Although it was in a liberal city, my high school was very small, and coming out didn’t feel safe. So I went on some ill-advised internet dates with girls, dodged prom invitations from well-meaning guys, and finally came out in college. Even then I was a bit lonely. There weren’t a ton of other queer women out at my school, and I felt like I didn’t have the right clothes or politics or anything else to fit in with them anyway. It took me a long time to realize that being myself was enough.
3. What are the biggest challenges? Conversely, what are the quirks/perks?
The funny thing about being gay is that you never stop coming out. It’s very awkward, particularly in a professional environment, when people start to ask questions about your “husband.” A snap decision has to be made about whether or not that person can be trusted with your true self. My day job is in a conservative industry, and it’s frustrating to have to spend so much effort dodging what ought to be small talk. If I could give everyone on the planet one piece of advice about meeting new people, it would be “assume nothing.” People are rarely what our limited perspectives might lead us to believe.
As far as quirks/perks, hey, I never have to see hairy man butts that look like brillo pads or find the toilet seat left up.
4. What do you wish people knew about being a lesbian?
It’s not all fanny packs, mullets, women’s music festivals, patchouli, tattoos, and moving in and acquiring four cats on the second date.

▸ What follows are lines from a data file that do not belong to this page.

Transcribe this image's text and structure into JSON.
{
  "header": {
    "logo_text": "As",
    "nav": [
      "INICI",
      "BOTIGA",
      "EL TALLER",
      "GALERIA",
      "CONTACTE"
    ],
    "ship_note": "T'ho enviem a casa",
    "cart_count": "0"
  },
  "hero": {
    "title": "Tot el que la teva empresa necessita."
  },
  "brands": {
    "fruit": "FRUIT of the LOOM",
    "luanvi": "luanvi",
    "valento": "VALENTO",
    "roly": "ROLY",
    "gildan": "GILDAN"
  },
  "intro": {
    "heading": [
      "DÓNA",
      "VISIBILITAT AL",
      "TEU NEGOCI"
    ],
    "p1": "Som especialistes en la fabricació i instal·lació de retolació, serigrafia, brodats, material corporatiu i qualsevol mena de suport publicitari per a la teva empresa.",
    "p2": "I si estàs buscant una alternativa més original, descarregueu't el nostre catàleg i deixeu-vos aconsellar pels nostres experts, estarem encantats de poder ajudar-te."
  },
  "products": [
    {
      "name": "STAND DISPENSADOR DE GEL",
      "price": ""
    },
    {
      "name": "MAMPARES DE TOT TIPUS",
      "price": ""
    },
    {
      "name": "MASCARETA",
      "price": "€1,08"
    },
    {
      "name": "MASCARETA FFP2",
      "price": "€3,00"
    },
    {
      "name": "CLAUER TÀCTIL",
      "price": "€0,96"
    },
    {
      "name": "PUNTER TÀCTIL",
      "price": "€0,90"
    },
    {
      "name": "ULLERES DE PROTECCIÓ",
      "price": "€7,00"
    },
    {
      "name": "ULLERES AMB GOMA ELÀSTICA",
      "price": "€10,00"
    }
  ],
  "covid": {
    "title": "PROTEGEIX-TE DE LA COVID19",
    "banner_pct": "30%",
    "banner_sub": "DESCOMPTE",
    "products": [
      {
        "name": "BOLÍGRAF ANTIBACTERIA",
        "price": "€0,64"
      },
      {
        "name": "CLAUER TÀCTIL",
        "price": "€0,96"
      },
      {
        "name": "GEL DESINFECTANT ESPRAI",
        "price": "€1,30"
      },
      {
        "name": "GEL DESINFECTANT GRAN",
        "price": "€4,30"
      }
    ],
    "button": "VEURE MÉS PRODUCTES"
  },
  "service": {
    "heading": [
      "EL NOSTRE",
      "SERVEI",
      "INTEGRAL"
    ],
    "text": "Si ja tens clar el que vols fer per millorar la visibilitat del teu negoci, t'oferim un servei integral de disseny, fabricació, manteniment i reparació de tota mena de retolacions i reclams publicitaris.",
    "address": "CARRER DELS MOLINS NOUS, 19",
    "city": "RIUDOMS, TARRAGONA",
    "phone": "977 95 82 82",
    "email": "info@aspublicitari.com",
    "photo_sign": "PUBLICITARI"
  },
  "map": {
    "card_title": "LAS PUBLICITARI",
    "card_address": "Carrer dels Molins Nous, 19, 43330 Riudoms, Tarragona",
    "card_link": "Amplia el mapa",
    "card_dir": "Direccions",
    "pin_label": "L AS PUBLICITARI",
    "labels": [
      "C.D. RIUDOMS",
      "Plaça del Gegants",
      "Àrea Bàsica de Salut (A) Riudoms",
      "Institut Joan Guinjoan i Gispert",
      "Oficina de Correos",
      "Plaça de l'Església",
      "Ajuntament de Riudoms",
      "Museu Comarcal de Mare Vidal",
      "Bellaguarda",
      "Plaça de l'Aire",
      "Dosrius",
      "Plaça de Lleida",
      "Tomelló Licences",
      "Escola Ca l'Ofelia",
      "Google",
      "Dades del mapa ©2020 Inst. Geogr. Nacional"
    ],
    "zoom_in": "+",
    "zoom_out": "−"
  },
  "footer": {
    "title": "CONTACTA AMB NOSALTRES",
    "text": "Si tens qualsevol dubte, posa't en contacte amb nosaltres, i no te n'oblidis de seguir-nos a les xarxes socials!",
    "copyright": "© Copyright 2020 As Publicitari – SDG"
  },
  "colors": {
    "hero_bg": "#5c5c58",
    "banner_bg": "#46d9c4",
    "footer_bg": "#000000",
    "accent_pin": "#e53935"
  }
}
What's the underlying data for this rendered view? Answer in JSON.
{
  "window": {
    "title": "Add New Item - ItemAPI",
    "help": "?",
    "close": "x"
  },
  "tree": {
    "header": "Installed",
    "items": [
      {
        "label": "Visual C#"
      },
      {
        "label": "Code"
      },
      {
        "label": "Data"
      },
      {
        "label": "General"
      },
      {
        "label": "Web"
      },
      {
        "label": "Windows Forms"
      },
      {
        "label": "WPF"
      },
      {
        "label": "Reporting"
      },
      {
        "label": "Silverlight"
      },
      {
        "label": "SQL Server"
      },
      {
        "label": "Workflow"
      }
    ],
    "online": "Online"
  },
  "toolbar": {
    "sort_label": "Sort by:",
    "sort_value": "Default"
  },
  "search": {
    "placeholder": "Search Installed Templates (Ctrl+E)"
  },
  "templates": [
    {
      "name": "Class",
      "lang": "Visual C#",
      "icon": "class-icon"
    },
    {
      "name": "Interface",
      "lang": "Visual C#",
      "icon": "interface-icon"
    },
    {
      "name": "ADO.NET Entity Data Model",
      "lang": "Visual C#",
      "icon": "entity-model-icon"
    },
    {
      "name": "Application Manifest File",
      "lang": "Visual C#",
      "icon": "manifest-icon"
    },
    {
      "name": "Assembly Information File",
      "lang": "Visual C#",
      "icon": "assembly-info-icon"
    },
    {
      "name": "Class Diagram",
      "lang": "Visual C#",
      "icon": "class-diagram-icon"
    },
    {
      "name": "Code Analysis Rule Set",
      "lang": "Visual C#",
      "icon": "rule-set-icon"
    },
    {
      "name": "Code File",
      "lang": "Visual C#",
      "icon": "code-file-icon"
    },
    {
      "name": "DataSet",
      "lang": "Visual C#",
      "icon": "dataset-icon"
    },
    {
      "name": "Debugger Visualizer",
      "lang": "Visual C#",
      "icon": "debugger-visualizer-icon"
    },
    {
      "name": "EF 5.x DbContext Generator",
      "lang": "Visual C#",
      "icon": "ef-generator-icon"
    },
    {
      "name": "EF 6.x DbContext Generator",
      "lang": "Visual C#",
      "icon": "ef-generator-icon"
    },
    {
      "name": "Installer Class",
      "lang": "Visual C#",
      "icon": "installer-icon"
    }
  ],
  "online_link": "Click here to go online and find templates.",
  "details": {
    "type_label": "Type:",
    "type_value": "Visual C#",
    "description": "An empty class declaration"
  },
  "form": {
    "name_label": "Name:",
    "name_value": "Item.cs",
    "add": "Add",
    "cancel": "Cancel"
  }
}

There’s no right or wrong way to be queer. It doesn’t matter what you look like, dress like, act like, or what your politics are, and you don’t have to change any of those things to be a lesbian. Do/dress/eat/wear/love whatever feels right to you. Also, being a lesbian doesn’t mean I can’t be heteroappreciative from time to time. An attractive person is an attractive person. There’s no harm in acknowledging that.
5. What are the biggest cliches/stereotypes you’ve seen?
It’s frustrating when people assume all lesbianism is a result of being treated poorly by men. Men are great and have always treated me well. I just don’t want to sleep with them.
For further stereotyping, I will just leave this here… (NSFW)
BONUS: What is your advice for writers writing diverse characters?
Remember that before someone is GLBTQ or any other label, they’re human. Diverse characters should not be defined solely by whatever it is that makes them diverse. Being queer/disabled/non-neurotypical is not something that makes a character inherently complex/better/worse/interesting–it’s the lens through which they see the world that makes them unique (which is of course influenced by queerness/disability/etc.). But particularly in the case of GLBTQ characters, a person may know a great deal about themselves before discovering their queerness, and often those things shaped us much more than a label ever could. Write from there.